  7. Coordinate your stakeholders. For clinical trials and pilots, you need your champion first, but you must build out from there. Make sure you are sharing data with additional stakeholders. Since your technology will affect their workflow, make them feel like they are part of the process. Ask for their input and show that you have their interests in mind.

  8. Be considerate of workflows. Mohit Prajapati, Manager of Strategic Initiatives and Innovation at Penn Medicine Center for Health Care Innovation, notes that many founders overlook workflow issues. “Something that often gets missed when creating partnerships are disincentives of everyone else outside of a startup's’ value proposition. For example, if your customer is the surgeon, startups generally develop a very focused solution. But everything else that has to fall into place often gets neglected. How do you de-risk things for the other parties?”

  9. Tell a story. You want to be able to tell a story and to make the benefits of your technology feel real to them. Give people a fundamental understanding of what you are doing, even if they are only working on a subset of the process. Show them what you have developed; tell them how you are changing healthcare. If you are speaking to a lawyer, for example, your story can turn a very dry contract into something tangible, something that could really help people. (For more on being able to effectively tell your startup’s story, check out our article on “Storytelling for Startups.”)
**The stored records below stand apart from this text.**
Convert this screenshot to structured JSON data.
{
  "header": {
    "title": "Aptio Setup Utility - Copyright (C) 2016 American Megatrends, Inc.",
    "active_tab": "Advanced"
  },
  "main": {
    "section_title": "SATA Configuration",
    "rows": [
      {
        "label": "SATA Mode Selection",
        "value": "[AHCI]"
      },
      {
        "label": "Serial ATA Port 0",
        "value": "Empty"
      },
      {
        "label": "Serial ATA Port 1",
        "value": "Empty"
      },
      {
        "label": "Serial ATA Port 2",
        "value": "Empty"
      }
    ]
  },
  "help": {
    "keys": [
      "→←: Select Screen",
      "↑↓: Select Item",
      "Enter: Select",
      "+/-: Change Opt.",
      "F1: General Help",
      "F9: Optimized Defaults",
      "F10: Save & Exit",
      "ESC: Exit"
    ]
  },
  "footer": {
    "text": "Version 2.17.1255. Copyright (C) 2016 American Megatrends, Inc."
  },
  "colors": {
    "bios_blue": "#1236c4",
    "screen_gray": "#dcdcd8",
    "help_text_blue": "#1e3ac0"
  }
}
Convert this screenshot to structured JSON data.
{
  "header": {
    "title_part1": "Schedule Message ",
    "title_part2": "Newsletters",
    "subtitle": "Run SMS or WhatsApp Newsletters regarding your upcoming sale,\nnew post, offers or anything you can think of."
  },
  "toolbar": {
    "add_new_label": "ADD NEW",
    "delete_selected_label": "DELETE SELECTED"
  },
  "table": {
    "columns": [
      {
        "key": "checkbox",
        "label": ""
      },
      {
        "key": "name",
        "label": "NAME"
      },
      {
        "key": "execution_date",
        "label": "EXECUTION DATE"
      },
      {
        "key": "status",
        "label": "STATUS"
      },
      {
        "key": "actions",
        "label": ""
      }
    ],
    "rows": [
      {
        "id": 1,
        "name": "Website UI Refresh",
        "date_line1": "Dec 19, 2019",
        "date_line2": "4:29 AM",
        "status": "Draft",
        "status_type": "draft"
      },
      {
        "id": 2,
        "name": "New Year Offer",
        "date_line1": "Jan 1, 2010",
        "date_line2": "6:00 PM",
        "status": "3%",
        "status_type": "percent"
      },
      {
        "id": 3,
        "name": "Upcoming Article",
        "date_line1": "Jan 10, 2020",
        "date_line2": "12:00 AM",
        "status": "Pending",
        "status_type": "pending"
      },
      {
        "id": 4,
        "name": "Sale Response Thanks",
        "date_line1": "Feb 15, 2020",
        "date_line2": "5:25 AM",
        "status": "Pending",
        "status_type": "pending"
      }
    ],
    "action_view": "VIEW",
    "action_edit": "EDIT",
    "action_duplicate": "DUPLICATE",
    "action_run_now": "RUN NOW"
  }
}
  10. Do not overstep or bypass your internal champions. If you disregard the process that your main point of contact has put in place, it can be a sign of disrespect and ultimately dis-incentivize your initial champion from helping you further. If your champion sees you going around them to move things forward faster, they might not try to hamper your efforts, but they might be less likely to help if your efforts fail.

In case you missed it, check out the full podcast featuring Mohit Prajapati, Manager of Strategic Initiatives and Innovation at Penn Medicine Center for Health Care Innovation, Kim Krueger, Startup Innovation Program Analyst at PARC, and Glenn Robertelli, COO of Admetsys. 

Author: Charles LaCalle